### THE PROBLEM
Let your answer be the line containing "Extract the structured" and every line below it to the end of the records, copied exactly.
════════════════
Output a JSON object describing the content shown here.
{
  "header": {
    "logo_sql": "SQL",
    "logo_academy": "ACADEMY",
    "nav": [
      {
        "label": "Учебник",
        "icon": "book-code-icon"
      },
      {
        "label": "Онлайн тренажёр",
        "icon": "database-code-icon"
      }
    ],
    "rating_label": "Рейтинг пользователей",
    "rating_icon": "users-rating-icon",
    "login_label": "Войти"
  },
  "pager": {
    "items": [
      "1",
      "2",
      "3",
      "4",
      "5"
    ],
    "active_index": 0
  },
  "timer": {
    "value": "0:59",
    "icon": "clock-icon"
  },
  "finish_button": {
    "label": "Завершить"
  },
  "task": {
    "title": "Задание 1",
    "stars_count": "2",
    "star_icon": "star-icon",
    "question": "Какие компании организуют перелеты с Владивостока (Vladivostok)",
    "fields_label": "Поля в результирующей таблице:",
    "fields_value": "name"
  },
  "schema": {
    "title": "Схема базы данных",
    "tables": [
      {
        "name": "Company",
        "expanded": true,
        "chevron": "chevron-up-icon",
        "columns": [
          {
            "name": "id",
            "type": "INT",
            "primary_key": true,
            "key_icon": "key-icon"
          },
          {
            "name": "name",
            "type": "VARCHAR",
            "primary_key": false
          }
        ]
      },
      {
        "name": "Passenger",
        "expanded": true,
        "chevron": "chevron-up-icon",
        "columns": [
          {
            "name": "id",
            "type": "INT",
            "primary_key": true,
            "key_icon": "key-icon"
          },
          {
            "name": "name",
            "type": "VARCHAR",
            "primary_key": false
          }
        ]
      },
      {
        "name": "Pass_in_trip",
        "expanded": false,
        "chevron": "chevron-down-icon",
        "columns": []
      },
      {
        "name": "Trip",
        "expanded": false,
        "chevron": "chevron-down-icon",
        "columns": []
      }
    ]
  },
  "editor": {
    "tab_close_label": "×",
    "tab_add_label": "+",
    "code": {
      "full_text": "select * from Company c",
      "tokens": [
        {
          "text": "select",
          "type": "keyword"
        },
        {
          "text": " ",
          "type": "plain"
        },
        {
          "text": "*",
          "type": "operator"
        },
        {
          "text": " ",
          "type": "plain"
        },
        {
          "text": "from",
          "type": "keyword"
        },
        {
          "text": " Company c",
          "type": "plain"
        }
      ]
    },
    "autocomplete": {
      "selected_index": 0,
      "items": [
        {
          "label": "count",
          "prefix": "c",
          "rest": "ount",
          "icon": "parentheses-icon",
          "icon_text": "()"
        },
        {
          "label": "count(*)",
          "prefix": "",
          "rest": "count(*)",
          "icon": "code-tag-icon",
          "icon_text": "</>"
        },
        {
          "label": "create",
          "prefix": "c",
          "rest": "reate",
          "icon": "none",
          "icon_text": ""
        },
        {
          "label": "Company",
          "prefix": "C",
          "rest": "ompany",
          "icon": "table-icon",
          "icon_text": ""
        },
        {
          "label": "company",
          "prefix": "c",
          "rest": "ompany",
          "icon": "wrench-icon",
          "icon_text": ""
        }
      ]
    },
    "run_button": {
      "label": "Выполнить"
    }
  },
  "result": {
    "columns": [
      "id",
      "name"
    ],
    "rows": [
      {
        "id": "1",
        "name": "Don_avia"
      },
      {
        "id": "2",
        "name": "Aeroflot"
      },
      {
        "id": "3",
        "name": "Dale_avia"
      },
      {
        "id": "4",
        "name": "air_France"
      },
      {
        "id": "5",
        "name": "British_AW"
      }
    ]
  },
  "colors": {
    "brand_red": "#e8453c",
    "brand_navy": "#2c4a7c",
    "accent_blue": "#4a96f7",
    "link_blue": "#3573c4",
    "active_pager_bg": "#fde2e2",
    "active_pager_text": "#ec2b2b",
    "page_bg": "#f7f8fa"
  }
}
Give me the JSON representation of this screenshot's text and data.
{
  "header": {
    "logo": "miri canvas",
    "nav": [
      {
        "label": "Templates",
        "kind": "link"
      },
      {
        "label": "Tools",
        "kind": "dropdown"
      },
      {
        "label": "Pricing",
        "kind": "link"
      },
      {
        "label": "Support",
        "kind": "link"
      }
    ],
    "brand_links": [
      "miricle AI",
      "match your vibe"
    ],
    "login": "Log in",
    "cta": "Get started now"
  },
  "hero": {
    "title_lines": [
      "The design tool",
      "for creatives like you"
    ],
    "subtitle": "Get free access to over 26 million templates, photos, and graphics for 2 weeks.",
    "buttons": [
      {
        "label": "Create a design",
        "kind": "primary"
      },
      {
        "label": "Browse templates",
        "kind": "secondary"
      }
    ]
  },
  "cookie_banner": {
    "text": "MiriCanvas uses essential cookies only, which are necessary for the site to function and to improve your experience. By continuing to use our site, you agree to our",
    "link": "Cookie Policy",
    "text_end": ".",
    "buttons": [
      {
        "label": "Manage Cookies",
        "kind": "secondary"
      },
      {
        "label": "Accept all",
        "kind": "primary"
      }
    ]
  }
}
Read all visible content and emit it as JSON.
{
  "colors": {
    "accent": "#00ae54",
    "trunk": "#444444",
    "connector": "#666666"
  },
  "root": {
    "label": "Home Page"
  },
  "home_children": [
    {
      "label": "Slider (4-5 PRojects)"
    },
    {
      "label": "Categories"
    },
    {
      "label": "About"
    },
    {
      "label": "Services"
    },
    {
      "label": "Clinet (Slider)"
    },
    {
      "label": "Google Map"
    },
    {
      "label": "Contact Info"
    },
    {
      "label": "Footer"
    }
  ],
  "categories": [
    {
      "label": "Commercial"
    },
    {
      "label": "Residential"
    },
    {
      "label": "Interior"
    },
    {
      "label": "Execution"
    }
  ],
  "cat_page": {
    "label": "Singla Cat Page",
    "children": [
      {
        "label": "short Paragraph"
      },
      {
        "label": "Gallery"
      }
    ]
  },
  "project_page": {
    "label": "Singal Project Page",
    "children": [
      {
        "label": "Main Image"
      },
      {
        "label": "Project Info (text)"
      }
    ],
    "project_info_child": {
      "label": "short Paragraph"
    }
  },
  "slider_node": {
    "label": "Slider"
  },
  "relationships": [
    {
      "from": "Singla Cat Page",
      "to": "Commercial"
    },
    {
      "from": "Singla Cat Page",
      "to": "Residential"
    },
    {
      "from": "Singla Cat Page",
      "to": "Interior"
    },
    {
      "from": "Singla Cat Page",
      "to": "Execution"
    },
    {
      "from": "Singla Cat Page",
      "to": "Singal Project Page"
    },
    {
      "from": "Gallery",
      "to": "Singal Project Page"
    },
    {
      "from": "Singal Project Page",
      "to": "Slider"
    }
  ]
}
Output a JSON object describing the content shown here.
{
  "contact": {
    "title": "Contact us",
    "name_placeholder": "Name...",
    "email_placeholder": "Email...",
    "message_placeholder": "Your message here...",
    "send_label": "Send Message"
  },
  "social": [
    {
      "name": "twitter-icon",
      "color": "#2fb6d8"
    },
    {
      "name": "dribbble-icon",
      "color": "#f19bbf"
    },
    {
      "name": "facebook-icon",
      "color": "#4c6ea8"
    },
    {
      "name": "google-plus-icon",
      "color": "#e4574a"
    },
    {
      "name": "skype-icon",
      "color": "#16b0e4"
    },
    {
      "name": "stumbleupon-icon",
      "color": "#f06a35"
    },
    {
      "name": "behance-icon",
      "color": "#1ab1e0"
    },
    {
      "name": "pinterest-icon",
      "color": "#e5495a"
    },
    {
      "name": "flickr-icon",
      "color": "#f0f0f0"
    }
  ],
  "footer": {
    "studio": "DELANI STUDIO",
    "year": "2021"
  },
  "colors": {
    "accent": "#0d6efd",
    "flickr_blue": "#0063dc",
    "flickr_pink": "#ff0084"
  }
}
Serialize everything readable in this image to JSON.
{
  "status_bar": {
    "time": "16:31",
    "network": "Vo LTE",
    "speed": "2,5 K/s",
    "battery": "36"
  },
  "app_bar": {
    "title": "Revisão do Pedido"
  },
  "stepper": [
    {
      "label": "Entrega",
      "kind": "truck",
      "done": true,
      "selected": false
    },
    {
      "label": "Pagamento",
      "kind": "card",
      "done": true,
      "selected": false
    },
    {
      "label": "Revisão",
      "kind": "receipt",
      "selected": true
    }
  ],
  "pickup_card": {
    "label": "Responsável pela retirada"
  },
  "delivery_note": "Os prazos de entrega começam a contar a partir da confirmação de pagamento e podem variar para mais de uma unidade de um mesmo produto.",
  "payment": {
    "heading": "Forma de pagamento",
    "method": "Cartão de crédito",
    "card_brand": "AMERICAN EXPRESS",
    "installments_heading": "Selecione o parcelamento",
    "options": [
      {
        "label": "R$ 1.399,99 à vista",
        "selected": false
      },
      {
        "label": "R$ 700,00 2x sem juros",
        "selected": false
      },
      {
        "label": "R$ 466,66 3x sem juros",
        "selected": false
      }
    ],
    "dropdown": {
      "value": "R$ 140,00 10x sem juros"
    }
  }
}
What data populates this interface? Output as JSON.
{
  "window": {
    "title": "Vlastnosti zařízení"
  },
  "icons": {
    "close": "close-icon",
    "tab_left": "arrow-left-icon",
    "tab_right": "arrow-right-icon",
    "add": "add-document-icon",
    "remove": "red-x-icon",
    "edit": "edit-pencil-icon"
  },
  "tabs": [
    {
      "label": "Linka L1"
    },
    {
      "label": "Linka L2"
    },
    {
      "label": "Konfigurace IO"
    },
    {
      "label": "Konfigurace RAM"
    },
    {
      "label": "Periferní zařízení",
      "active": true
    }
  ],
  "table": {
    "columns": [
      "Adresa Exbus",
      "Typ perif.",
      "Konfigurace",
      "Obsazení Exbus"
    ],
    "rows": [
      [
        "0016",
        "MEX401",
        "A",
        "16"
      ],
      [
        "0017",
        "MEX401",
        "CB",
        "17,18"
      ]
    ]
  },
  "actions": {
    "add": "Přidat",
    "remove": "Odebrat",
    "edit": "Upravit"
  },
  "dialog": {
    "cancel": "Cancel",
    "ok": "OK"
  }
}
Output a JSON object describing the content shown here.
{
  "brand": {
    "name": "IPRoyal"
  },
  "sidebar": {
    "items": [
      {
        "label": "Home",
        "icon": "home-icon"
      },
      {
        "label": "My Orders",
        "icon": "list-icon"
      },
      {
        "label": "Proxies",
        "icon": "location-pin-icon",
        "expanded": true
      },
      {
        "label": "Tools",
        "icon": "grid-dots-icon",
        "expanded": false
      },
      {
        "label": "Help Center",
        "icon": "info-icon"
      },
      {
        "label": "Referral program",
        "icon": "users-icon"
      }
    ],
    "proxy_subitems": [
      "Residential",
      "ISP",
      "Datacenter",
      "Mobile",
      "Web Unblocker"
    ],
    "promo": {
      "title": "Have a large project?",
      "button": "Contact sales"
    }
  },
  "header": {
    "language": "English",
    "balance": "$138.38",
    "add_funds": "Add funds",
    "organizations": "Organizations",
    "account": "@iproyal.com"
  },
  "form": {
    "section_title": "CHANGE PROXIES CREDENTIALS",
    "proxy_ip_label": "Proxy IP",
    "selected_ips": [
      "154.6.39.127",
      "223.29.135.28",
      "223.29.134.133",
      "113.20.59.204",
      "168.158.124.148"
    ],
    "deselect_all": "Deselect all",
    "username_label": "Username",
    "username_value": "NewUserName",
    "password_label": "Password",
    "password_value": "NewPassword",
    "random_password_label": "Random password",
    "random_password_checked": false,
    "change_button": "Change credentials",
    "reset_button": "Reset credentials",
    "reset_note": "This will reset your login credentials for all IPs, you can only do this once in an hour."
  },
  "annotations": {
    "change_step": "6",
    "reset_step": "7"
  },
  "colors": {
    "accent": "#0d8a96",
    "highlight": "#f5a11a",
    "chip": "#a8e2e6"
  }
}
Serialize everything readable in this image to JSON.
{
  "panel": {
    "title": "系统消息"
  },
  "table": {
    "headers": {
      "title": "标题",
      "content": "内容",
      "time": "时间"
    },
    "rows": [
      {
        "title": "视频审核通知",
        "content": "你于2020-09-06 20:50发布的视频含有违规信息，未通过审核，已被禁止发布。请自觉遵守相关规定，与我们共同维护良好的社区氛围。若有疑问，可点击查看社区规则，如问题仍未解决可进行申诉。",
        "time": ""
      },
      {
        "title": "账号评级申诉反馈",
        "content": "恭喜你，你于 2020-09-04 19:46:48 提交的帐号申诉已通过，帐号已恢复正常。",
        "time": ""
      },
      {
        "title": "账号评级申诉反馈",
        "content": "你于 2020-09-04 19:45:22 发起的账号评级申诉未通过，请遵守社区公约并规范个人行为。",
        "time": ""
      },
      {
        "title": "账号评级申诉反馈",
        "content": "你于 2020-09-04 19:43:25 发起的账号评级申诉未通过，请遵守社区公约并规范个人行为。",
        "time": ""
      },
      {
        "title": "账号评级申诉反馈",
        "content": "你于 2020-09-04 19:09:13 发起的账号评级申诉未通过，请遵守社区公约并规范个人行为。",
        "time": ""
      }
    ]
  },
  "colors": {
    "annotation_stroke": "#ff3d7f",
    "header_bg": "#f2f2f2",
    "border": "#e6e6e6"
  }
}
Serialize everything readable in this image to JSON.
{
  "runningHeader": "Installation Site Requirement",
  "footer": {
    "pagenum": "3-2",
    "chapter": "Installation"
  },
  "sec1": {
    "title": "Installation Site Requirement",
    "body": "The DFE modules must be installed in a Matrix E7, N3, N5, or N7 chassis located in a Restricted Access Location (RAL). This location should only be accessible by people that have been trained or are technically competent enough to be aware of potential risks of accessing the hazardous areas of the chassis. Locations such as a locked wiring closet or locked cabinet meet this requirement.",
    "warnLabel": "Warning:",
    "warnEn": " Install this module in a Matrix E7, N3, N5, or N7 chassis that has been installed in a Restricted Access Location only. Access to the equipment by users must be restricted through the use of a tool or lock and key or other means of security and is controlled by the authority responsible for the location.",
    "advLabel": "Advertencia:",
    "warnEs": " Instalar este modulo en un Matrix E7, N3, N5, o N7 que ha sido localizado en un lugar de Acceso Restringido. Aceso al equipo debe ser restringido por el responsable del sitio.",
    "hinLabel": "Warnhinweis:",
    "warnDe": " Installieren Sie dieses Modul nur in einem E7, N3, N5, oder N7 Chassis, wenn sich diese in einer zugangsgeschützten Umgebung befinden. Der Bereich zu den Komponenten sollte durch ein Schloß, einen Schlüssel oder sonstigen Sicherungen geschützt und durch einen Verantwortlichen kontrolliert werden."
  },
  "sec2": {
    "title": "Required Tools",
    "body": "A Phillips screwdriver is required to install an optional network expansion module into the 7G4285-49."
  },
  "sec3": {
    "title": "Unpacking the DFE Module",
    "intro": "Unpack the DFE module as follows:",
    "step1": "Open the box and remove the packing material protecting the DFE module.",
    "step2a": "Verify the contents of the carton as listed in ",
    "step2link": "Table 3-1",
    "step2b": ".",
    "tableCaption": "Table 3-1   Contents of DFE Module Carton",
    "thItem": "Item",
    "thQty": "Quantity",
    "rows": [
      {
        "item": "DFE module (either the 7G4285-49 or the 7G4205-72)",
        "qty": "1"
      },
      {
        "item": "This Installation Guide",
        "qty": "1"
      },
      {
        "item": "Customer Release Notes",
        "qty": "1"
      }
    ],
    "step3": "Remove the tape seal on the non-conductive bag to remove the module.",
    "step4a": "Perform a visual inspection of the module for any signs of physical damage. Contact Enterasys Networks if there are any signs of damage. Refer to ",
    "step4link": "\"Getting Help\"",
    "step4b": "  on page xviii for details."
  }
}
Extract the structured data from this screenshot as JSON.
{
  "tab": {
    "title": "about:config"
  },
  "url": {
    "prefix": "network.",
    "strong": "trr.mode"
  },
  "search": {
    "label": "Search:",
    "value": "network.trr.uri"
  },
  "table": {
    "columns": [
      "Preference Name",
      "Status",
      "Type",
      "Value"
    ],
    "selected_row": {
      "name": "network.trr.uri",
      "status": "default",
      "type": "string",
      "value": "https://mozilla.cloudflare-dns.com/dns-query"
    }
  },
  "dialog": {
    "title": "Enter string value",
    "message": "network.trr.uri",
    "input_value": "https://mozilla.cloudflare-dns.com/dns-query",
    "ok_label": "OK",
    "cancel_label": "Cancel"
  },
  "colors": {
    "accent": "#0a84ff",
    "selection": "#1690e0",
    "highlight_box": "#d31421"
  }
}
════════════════
### WRITTEN ANSWER
Extract the structured data from this screenshot as JSON.
{
  "tab": {
    "title": "about:config"
  },
  "url": {
    "prefix": "network.",
    "strong": "trr.mode"
  },
  "search": {
    "label": "Search:",
    "value": "network.trr.uri"
  },
  "table": {
    "columns": [
      "Preference Name",
      "Status",
      "Type",
      "Value"
    ],
    "selected_row": {
      "name": "network.trr.uri",
      "status": "default",
      "type": "string",
      "value": "https://mozilla.cloudflare-dns.com/dns-query"
    }
  },
  "dialog": {
    "title": "Enter string value",
    "message": "network.trr.uri",
    "input_value": "https://mozilla.cloudflare-dns.com/dns-query",
    "ok_label": "OK",
    "cancel_label": "Cancel"
  },
  "colors": {
    "accent": "#0a84ff",
    "selection": "#1690e0",
    "highlight_box": "#d31421"
  }
}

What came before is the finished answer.